US prosecutors say they have broken up an international insider trading ring of hackers and securities traders that made tens of millions of dollars.

US Smashes $100m 'Insider

Nine people were charged in Brooklyn, New York and Newark, including Ukrainian hackers and security traders, accused of making $30m (£19m).

They are accused of breaking into the computers of companies that put out corporate press releases, and trading on the information before it was made public.

Five defendants were taken in custody, while arrest warrants were issued for four others.

The suspects were charged with 23 counts, including securities fraud, computer fraud and conspiracy to commit money laundering.

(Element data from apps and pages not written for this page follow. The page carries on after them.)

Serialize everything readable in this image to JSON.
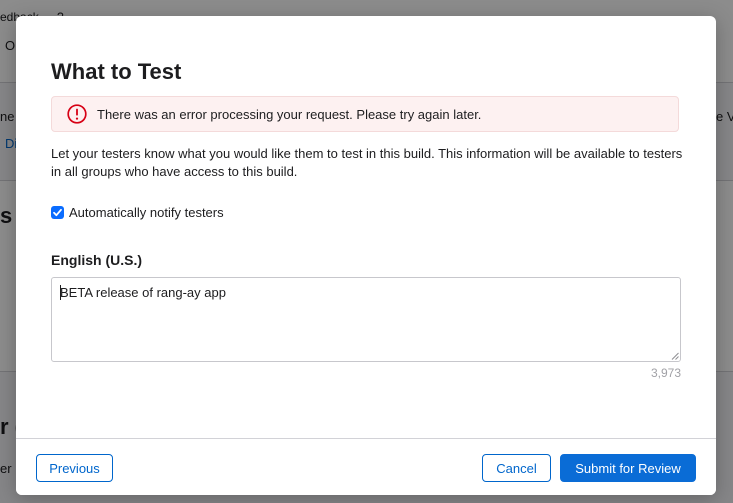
{
  "background": {
    "top_text": "edback",
    "help_mark": "?",
    "left_fragment_1": "Or",
    "left_fragment_2": "ne",
    "left_link": "Di",
    "right_fragment": "e Vi",
    "heading_fragment_1": "s (",
    "heading_fragment_2": "r (",
    "table_fragment": "er"
  },
  "modal": {
    "title": "What to Test",
    "error": {
      "icon": "exclamation-circle-icon",
      "message": "There was an error processing your request. Please try again later."
    },
    "description": "Let your testers know what you would like them to test in this build. This information will be available to testers in all groups who have access to this build.",
    "notify": {
      "label": "Automatically notify testers",
      "checked": true
    },
    "locale_label": "English (U.S.)",
    "textarea": {
      "value": "BETA release of rang-ay app"
    },
    "char_count": "3,973",
    "buttons": {
      "previous": "Previous",
      "cancel": "Cancel",
      "submit": "Submit for Review"
    }
  },
  "colors": {
    "accent": "#0066cc",
    "primary_button": "#0a6cd6",
    "error": "#d70015",
    "error_background": "#fdf1f1"
  }
}
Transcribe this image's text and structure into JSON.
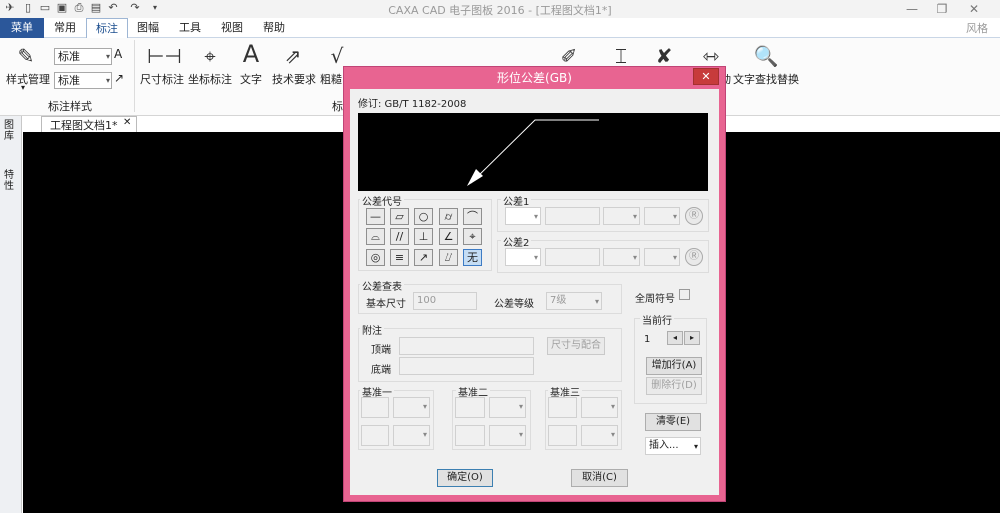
{
  "app": {
    "title": "CAXA CAD 电子图板 2016 - [工程图文档1*]",
    "style_label": "风格"
  },
  "menu": {
    "main_button": "菜单",
    "tabs": [
      {
        "label": "常用"
      },
      {
        "label": "标注"
      },
      {
        "label": "图幅"
      },
      {
        "label": "工具"
      },
      {
        "label": "视图"
      },
      {
        "label": "帮助"
      }
    ],
    "active_tab": "标注"
  },
  "ribbon": {
    "style_group": {
      "manager_label": "样式管理",
      "combo1": "标准",
      "combo2": "标准",
      "group_label": "标注样式"
    },
    "tools": [
      {
        "label": "尺寸标注"
      },
      {
        "label": "坐标标注"
      },
      {
        "label": "文字"
      },
      {
        "label": "技术要求"
      },
      {
        "label": "粗糙度"
      },
      {
        "label": "动"
      },
      {
        "label": "文字查找替换"
      }
    ],
    "group2_label": "标"
  },
  "doc": {
    "tab_label": "工程图文档1*",
    "side_tabs": [
      "图库",
      "特性"
    ]
  },
  "dialog": {
    "title": "形位公差(GB)",
    "close": "✕",
    "revision": "修订: GB/T 1182-2008",
    "tol_code_label": "公差代号",
    "symbols": [
      "—",
      "▱",
      "○",
      "⌭",
      "⌒",
      "⌓",
      "//",
      "⊥",
      "∠",
      "⌖",
      "◎",
      "≡",
      "↗",
      "⌰",
      "无"
    ],
    "selected_symbol": "无",
    "tol1_label": "公差1",
    "tol2_label": "公差2",
    "reg_symbol": "Ⓡ",
    "lookup_label": "公差查表",
    "basic_size_label": "基本尺寸",
    "basic_size": "100",
    "grade_label": "公差等级",
    "grade": "7级",
    "all_around_label": "全周符号",
    "note_label": "附注",
    "top_label": "顶端",
    "bottom_label": "底端",
    "size_fit_button": "尺寸与配合",
    "current_row_label": "当前行",
    "current_row": "1",
    "add_row": "增加行(A)",
    "del_row": "删除行(D)",
    "datum1": "基准一",
    "datum2": "基准二",
    "datum3": "基准三",
    "clear": "清零(E)",
    "insert": "插入...",
    "ok": "确定(O)",
    "cancel": "取消(C)"
  }
}
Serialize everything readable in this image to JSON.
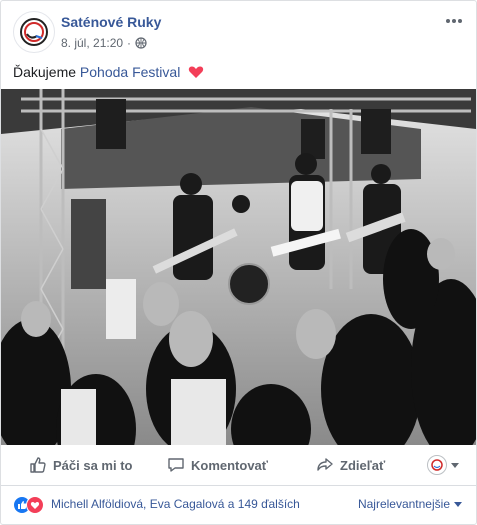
{
  "post": {
    "page_name": "Saténové Ruky",
    "timestamp": "8. júl, 21:20",
    "separator": "·",
    "privacy_icon": "globe-icon",
    "menu_icon": "more-horizontal-icon"
  },
  "text": {
    "prefix": "Ďakujeme",
    "tag": "Pohoda Festival",
    "emoji": "heart-icon"
  },
  "photo": {
    "style": "black-and-white",
    "subject": "band on stage with crowd"
  },
  "actions": {
    "like": "Páči sa mi to",
    "comment": "Komentovať",
    "share": "Zdieľať"
  },
  "footer": {
    "reactors": "Michell Alföldiová, Eva Cagalová a 149 ďalších",
    "sort": "Najrelevantnejšie"
  },
  "colors": {
    "link": "#385898",
    "like": "#1877f2",
    "love": "#f33e58",
    "muted": "#606770"
  }
}
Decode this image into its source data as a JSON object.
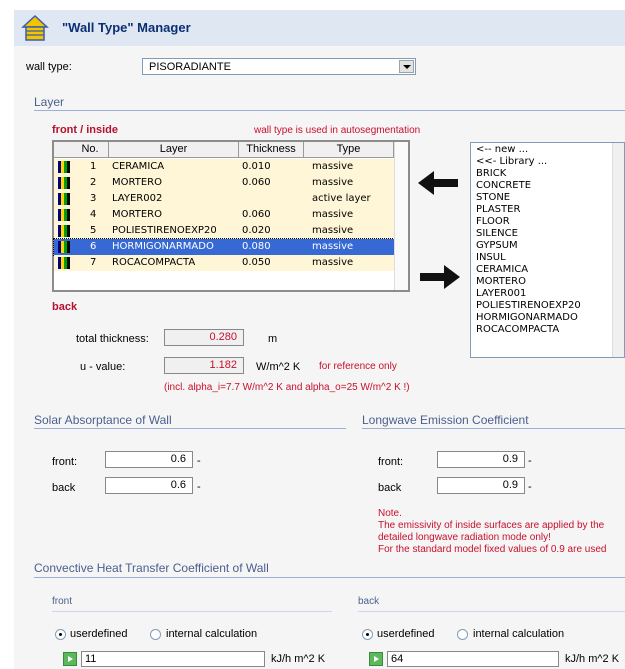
{
  "window": {
    "title": "\"Wall Type\" Manager"
  },
  "wall_type": {
    "label": "wall type:",
    "selected": "PISORADIANTE"
  },
  "layer_section": {
    "title": "Layer",
    "front_label": "front / inside",
    "warning": "wall type is used in autosegmentation",
    "back_label": "back",
    "table": {
      "columns": [
        "No.",
        "Layer",
        "Thickness",
        "Type"
      ],
      "rows": [
        {
          "no": "1",
          "layer": "CERAMICA",
          "thickness": "0.010",
          "type": "massive"
        },
        {
          "no": "2",
          "layer": "MORTERO",
          "thickness": "0.060",
          "type": "massive"
        },
        {
          "no": "3",
          "layer": "LAYER002",
          "thickness": "",
          "type": "active layer"
        },
        {
          "no": "4",
          "layer": "MORTERO",
          "thickness": "0.060",
          "type": "massive"
        },
        {
          "no": "5",
          "layer": "POLIESTIRENOEXP20",
          "thickness": "0.020",
          "type": "massive"
        },
        {
          "no": "6",
          "layer": "HORMIGONARMADO",
          "thickness": "0.080",
          "type": "massive"
        },
        {
          "no": "7",
          "layer": "ROCACOMPACTA",
          "thickness": "0.050",
          "type": "massive"
        }
      ],
      "selected_row": 6
    },
    "library": [
      "<-- new ...",
      "<<- Library ...",
      "BRICK",
      "CONCRETE",
      "STONE",
      "PLASTER",
      "FLOOR",
      "SILENCE",
      "GYPSUM",
      "INSUL",
      "CERAMICA",
      "MORTERO",
      "LAYER001",
      "POLIESTIRENOEXP20",
      "HORMIGONARMADO",
      "ROCACOMPACTA"
    ],
    "total_thickness": {
      "label": "total thickness:",
      "value": "0.280",
      "unit": "m"
    },
    "u_value": {
      "label": "u - value:",
      "value": "1.182",
      "unit": "W/m^2 K",
      "note": "for reference only"
    },
    "alpha_note": "(incl. alpha_i=7.7 W/m^2 K and alpha_o=25 W/m^2 K !)"
  },
  "solar": {
    "title": "Solar Absorptance of Wall",
    "front_label": "front:",
    "front_value": "0.6",
    "front_unit": "-",
    "back_label": "back",
    "back_value": "0.6",
    "back_unit": "-"
  },
  "longwave": {
    "title": "Longwave Emission Coefficient",
    "front_label": "front:",
    "front_value": "0.9",
    "front_unit": "-",
    "back_label": "back",
    "back_value": "0.9",
    "back_unit": "-",
    "note_title": "Note.",
    "note_1": "The emissivity of inside surfaces are applied by the",
    "note_2": "detailed longwave radiation mode only!",
    "note_3": "For the standard model fixed values of 0.9 are used"
  },
  "convective": {
    "title": "Convective Heat Transfer Coefficient of Wall",
    "front": {
      "label": "front",
      "opt1": "userdefined",
      "opt2": "internal calculation",
      "value": "11",
      "unit": "kJ/h m^2 K"
    },
    "back": {
      "label": "back",
      "opt1": "userdefined",
      "opt2": "internal calculation",
      "value": "64",
      "unit": "kJ/h m^2 K"
    }
  },
  "colors": {
    "accent": "#3769d4",
    "section": "#4a5f8f",
    "warning": "#c8102e",
    "row_bg": "#fff5d7"
  }
}
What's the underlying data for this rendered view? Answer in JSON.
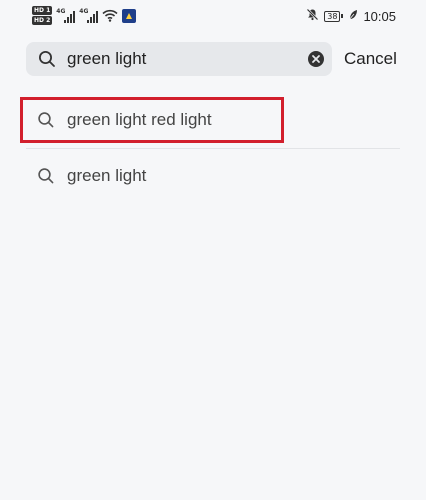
{
  "status_bar": {
    "hd1": "HD 1",
    "hd2": "HD 2",
    "net1": "4G",
    "net2": "4G",
    "battery": "38",
    "time": "10:05",
    "icons": [
      "signal-icon",
      "wifi-icon",
      "mute-icon",
      "battery-icon",
      "leaf-icon"
    ]
  },
  "search": {
    "value": "green light",
    "cancel_label": "Cancel"
  },
  "suggestions": [
    {
      "label": "green light red light"
    },
    {
      "label": "green light"
    }
  ],
  "colors": {
    "background": "#f6f7f9",
    "search_bar": "#e6e8eb",
    "highlight": "#d21f2d"
  }
}
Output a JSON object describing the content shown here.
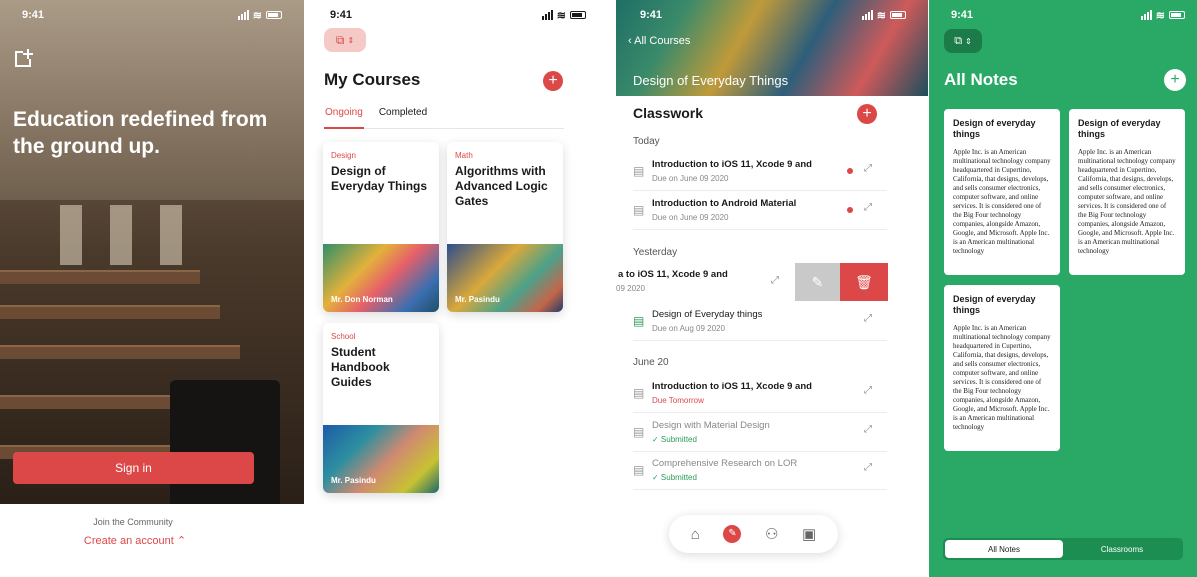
{
  "status": {
    "time": "9:41"
  },
  "welcome": {
    "logo_icon": "add-tab-logo-icon",
    "headline": "Education redefined from the ground up.",
    "signin_label": "Sign in",
    "join_text": "Join the Community",
    "create_account_label": "Create an account ⌃"
  },
  "courses": {
    "title": "My Courses",
    "tabs": [
      {
        "label": "Ongoing",
        "active": true
      },
      {
        "label": "Completed",
        "active": false
      }
    ],
    "cards": [
      {
        "category": "Design",
        "title": "Design of Everyday Things",
        "teacher": "Mr. Don Norman"
      },
      {
        "category": "Math",
        "title": "Algorithms with Advanced Logic Gates",
        "teacher": "Mr. Pasindu"
      },
      {
        "category": "School",
        "title": "Student Handbook Guides",
        "teacher": "Mr. Pasindu"
      }
    ]
  },
  "classwork": {
    "back_label": "All Courses",
    "course_title": "Design of Everyday Things",
    "title": "Classwork",
    "sections": {
      "today": "Today",
      "yesterday": "Yesterday",
      "june20": "June 20"
    },
    "today_items": [
      {
        "title": "Introduction to iOS 11, Xcode 9 and",
        "date": "Due on June 09 2020"
      },
      {
        "title": "Introduction to Android Material",
        "date": "Due on June 09 2020"
      }
    ],
    "swiped_item": {
      "title": "a to iOS 11, Xcode 9 and",
      "date": "09 2020"
    },
    "yesterday_item": {
      "title": "Design of Everyday things",
      "date": "Due on Aug 09 2020"
    },
    "june_items": [
      {
        "title": "Introduction to iOS 11, Xcode 9 and",
        "date": "Due Tomorrow"
      },
      {
        "title": "Design with Material Design",
        "date": "✓ Submitted"
      },
      {
        "title": "Comprehensive Research on LOR",
        "date": "✓ Submitted"
      }
    ],
    "nav_icons": [
      "home-icon",
      "compass-icon",
      "people-icon",
      "book-icon"
    ]
  },
  "notes": {
    "title": "All Notes",
    "items": [
      {
        "title": "Design of everyday things",
        "body": "Apple Inc. is an American multinational technology company headquartered in Cupertino, California, that designs, develops, and sells consumer electronics, computer software, and online services. It is considered one of the Big Four technology companies, alongside Amazon, Google, and Microsoft. Apple Inc. is an American multinational technology"
      },
      {
        "title": "Design of everyday things",
        "body": "Apple Inc. is an American multinational technology company headquartered in Cupertino, California, that designs, develops, and sells consumer electronics, computer software, and online services. It is considered one of the Big Four technology companies, alongside Amazon, Google, and Microsoft. Apple Inc. is an American multinational technology"
      },
      {
        "title": "Design of everyday things",
        "body": "Apple Inc. is an American multinational technology company headquartered in Cupertino, California, that designs, develops, and sells consumer electronics, computer software, and online services. It is considered one of the Big Four technology companies, alongside Amazon, Google, and Microsoft. Apple Inc. is an American multinational technology"
      }
    ],
    "segments": [
      {
        "label": "All Notes",
        "active": true
      },
      {
        "label": "Classrooms",
        "active": false
      }
    ]
  },
  "colors": {
    "accent_red": "#dc4847",
    "accent_green": "#2aa865"
  }
}
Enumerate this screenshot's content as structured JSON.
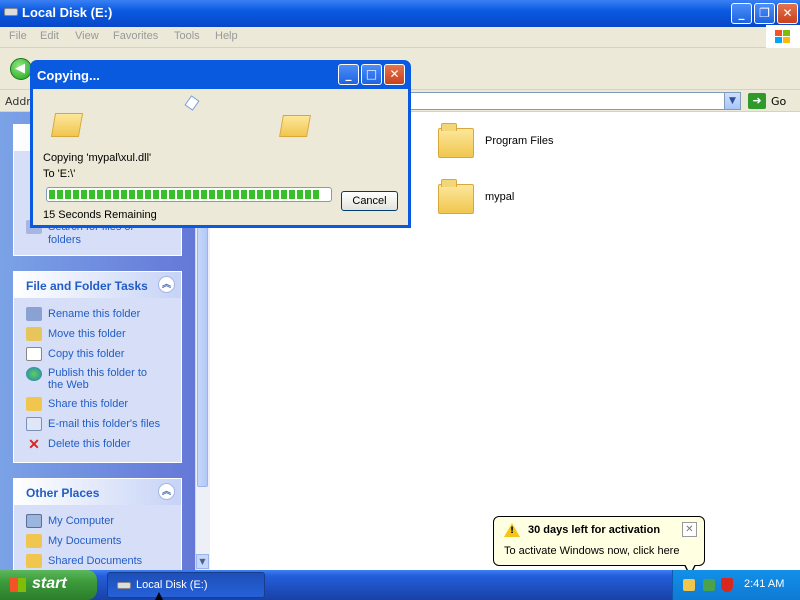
{
  "window": {
    "title": "Local Disk (E:)"
  },
  "menu": [
    "File",
    "Edit",
    "View",
    "Favorites",
    "Tools",
    "Help"
  ],
  "address": {
    "label": "Addre",
    "go_label": "Go"
  },
  "left_pane": {
    "file_folder_tasks": {
      "title": "File and Folder Tasks",
      "items": [
        "Rename this folder",
        "Move this folder",
        "Copy this folder",
        "Publish this folder to the Web",
        "Share this folder",
        "E-mail this folder's files",
        "Delete this folder"
      ]
    },
    "other_places": {
      "title": "Other Places",
      "items": [
        "My Computer",
        "My Documents",
        "Shared Documents"
      ]
    },
    "search_fragment": {
      "line1": "Search for files or",
      "line2": "folders"
    }
  },
  "files": [
    {
      "name": "Program Files"
    },
    {
      "name": "mypal"
    }
  ],
  "dialog": {
    "title": "Copying...",
    "copying_text": "Copying 'mypal\\xul.dll'",
    "to_text": "To 'E:\\'",
    "remaining": "15 Seconds Remaining",
    "cancel_label": "Cancel",
    "progress_percent": 97
  },
  "balloon": {
    "title": "30 days left for activation",
    "text": "To activate Windows now, click here"
  },
  "taskbar": {
    "start_label": "start",
    "task_label": "Local Disk (E:)",
    "clock": "2:41 AM"
  },
  "colors": {
    "xp_blue": "#0a5ae0",
    "task_link": "#215dc6",
    "progress_green": "#37c029"
  }
}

The US Securities and Exchange Commission brought related civil charges against the nine plus 23 other individuals and companies, bringing the total to 32. It said that overall the crime resulted in more than $100m (£64m) of illegal profit.

Federal authorities said it was the largest scheme of its kind ever prosecuted.

“This case illustrates how cyber criminals and those who commit securities fraud are evolving and becoming more sophisticated,” Paul Fishman, the US attorney for New Jersey, said at a news conference

The US Justice Department said in a statement that the scheme aimed to “hack into three business newswires and steal yet-to-be published press releases containing non-public financial information that was then used to make trades.”

The hackers created a “video tutorial” to help traders view the stolen releases, and were paid a portion of the profits from trades based on information contained there, prosecutors said.

Starting in 2010, the hackers allegedly gained early access to hundreds of news releases from services including Marketwired of Toronto, Canada, PR Newswire, based in New York, and San Francisco-based Business Wire.

The news releases contained earnings figures and other corporate information.

The traders then used the information to make trades before the releases came out, exploiting a time gap ranging from hours to three days, prosecutors said.